◆ PROVIDED ENTRIES

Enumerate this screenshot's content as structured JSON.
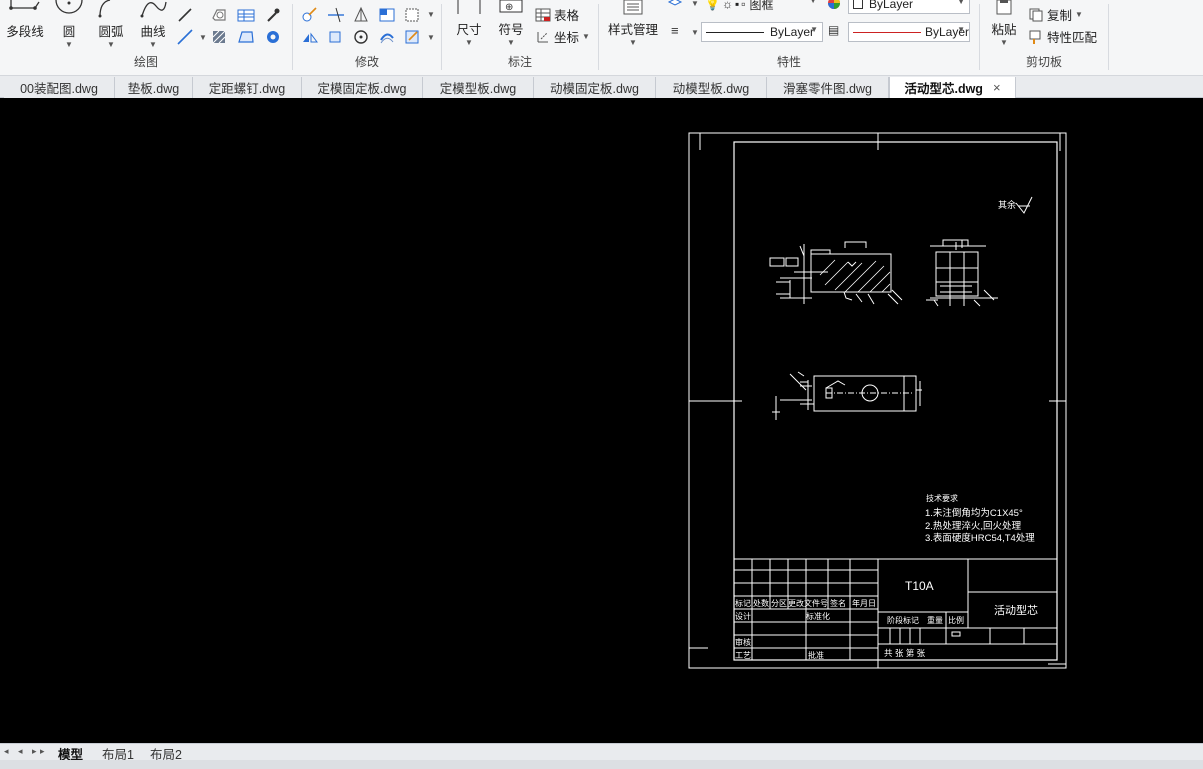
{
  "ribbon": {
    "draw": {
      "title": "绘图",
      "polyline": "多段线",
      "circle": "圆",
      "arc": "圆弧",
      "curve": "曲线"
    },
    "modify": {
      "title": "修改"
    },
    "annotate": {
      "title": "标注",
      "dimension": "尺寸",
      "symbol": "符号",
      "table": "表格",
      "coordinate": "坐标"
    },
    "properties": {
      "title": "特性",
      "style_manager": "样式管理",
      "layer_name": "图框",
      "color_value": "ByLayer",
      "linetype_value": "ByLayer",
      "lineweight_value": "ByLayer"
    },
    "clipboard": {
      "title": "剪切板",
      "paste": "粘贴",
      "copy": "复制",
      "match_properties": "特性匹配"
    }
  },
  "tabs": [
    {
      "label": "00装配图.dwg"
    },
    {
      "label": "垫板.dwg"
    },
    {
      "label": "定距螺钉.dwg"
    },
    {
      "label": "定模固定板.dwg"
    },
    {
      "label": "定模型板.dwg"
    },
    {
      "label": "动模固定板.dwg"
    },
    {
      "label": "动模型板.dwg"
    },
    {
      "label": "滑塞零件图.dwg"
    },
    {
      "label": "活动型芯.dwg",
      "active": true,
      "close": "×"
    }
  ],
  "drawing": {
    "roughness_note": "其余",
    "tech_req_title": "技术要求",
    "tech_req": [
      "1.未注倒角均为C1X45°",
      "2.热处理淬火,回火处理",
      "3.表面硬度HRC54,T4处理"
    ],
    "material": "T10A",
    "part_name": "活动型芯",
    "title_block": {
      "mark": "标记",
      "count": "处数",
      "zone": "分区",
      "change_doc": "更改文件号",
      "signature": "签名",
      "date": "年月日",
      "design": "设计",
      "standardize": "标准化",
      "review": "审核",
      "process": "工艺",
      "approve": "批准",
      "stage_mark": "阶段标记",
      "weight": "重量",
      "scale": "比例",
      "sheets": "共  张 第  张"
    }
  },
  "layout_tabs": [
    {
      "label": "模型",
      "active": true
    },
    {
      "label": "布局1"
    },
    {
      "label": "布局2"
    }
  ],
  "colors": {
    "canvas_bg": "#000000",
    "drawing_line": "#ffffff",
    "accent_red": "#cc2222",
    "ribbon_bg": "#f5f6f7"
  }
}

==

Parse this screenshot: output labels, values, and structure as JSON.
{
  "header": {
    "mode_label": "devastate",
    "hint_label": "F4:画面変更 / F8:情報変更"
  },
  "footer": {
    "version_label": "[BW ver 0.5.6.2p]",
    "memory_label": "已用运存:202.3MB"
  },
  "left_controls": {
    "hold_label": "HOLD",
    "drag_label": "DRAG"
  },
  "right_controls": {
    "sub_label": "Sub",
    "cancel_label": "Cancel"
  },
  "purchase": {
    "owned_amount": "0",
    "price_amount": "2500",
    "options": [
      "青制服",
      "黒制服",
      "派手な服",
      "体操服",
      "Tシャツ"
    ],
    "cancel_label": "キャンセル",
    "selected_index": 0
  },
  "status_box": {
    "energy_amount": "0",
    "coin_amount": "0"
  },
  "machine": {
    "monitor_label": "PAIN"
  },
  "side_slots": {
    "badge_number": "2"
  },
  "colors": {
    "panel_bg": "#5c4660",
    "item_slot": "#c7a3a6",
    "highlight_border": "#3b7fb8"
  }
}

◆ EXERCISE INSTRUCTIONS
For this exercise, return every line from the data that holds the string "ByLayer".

◆ FINAL ANSWER
      "color_value": "ByLayer",
      "linetype_value": "ByLayer",
      "lineweight_value": "ByLayer"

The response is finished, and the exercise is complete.